First off, I’ll distinguish the difference between poison and venom, because not everyone may be aware of it. Both poisonous and venomous animals have toxins but the difference is in how they are delivered. Poisonous animals’ toxins only become harmful when consumed, while venom must be inserted into the blood stream, through something such as a fang or claw. For instance, a scorpion, which delivers toxin through a stinger on the end of its tail, would be venomous, however, a pufferfish, which can be deadly if certain parts of it aren’t removed before consumption, is poisonous. We can assume that poison is used for defense against predators, because of the circumstances it must be under to be toxic, and that venom can serve as both offense and defense.
Of the 14 known animal species that are venomous, the platypus is one that is unique because it’s the only one that inserts its venom using a spur, which only males have. I’ve always had an interest in platypuses in particular, which makes sense, because they’re definitely odd creatures among mammals. In kindergarten, I did my science fair project on them, asking the question “Why Does The Platypus Lay Eggs?”, which you can see below. Despite their funny appearance, the venom of the platypus is actually quite strong, and is known to cause immense pain in the people and animals it envenomates.

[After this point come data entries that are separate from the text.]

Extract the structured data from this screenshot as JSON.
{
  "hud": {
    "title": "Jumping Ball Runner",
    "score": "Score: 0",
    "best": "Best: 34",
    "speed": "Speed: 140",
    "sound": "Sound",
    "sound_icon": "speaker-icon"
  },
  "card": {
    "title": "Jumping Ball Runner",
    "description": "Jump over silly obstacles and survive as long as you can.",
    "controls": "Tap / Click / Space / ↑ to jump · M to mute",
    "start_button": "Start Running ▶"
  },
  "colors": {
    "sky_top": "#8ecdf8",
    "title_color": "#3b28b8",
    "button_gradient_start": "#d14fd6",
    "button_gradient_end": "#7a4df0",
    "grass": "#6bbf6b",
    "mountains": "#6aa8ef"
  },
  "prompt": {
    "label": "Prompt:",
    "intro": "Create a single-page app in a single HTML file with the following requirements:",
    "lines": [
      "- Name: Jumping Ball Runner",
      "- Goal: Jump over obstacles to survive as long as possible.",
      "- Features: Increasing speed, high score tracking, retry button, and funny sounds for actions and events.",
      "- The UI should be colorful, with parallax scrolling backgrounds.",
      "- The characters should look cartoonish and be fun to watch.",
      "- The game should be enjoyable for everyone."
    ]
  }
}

If you’d like to learn more about the platypus in general, and why they lay eggs, watch the video below of my kindergarten science fair presentation (I told you I was really into the platypus!).